Roscommon plan major ambush but Tribesmen can circumvent it

Click to enlarge
Click to enlarge
Martin Breheny

Martin Breheny

Roscommon enjoyed a good spring and a bad summer last year, raising questions as to whether they peaked too early in an effort to stay in Division 1 on their return there after several seasons in the lower slopes.

This year, they ran a disappointing league campaign, winning only one of seven games as they dropped back into Division 2.

They finished with a -46 point scoring difference, underlining the extent of the difficulties they experienced.

Still, it's all about the next game and while an air of gloom settled over Roscommon in April, more optimistic voices spoke of a possible upside.

Essentially, they believe that, unlike 2016, the training plan was geared towards summer and a shot at the Connacht Championship, where a kind draw offered them an opportunity to reach the final by beating Leitrim at home.

"We were relegated and that might have been the end of the story for someone observing from outside but this match was hugely important to us. We saw it as a way of turning the corner after the last couple of months," said manager Kevin McStay after the win over Cavan in the final league game.

Three months later, he takes Roscommon back to Pearse Stadium, scene of their close call against Galway in last year's Connacht final. He does it against a different background, with Roscommon's stock value having dropped almost in direct proportion to Galway's increase.

Kevin Walsh's men will replace Roscommon in Division 1 next year and go into tomorrow's game off a second successive championship win over Mayo.

There's also the memory of the 11-point win over Roscommon in the replay in Castlebar last year. It all signposts a Galway win, yet doubts persist as to whether it will be that straightforward.

If Roscommon had been more adventurous in the final minutes of the drawn game last year, they might well have snatched a winner. Instead, they took caution to ridiculous lengths and ran out of time as they tried to work the ball into the perfect shooting position. Galway deployed a defensive mindset that day too, but shook it off for the replay and had the title secured long before half-time.

"The lads went for it. We didn't want to play safe today," said Walsh afterwards.

Will Galway adopt a similarly gung-ho approach today?

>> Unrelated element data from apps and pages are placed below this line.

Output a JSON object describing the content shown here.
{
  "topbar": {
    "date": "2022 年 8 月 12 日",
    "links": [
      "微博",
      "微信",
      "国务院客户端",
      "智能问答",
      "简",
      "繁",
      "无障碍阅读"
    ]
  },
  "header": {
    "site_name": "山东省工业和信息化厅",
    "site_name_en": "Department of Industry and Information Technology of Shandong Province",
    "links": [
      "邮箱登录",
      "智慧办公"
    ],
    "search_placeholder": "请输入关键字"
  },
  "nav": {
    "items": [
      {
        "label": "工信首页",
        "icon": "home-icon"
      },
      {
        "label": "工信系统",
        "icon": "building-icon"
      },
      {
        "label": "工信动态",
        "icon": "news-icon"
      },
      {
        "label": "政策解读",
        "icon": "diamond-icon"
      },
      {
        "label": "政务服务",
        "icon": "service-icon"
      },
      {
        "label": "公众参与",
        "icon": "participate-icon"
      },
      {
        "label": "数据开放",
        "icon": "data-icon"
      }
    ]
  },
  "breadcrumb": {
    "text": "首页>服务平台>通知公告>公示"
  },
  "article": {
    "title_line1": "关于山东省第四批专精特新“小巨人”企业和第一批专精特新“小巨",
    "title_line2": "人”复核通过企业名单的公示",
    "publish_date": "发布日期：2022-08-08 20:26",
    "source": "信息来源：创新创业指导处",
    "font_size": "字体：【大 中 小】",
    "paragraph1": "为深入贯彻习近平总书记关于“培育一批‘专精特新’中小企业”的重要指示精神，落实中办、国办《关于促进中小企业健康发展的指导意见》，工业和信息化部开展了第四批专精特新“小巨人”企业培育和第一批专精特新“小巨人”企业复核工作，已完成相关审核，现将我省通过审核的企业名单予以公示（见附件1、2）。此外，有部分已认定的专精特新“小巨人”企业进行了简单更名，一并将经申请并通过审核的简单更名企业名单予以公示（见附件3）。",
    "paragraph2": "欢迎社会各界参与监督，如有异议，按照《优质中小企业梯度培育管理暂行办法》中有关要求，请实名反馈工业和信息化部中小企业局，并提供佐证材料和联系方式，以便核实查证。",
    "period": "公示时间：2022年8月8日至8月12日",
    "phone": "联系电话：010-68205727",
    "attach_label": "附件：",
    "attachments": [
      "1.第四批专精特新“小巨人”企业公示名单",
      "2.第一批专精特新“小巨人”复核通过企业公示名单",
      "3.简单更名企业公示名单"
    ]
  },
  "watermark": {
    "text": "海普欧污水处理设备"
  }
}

They certainly didn't do it against Mayo in the semi-final but then circumstances were different.

Roscommon conceded an average of 21.3 points per game in the league so it's obvious where much of McStay's concentration has been since then.

With the right possession flow, the Galway forward line can be just as good as most of the Division 1 teams Roscommon encountered.

However, question marks still persist about the Galway defence, resulting in a game-plan that does not always allow full rein to the front men to indulge their attacking instincts.

That was evident in the drawn Connacht final last year but once they played a more expressive game in the replay, they unhinged the Roscommon defence quite easily and had the game won by half-time.

McStay's men will be more secure this time but it's still unlikely to be enough to prevent Galway completing the county's Connacht double since 2002-2003.

Irish Independent

Editor's Choice

Also in Sport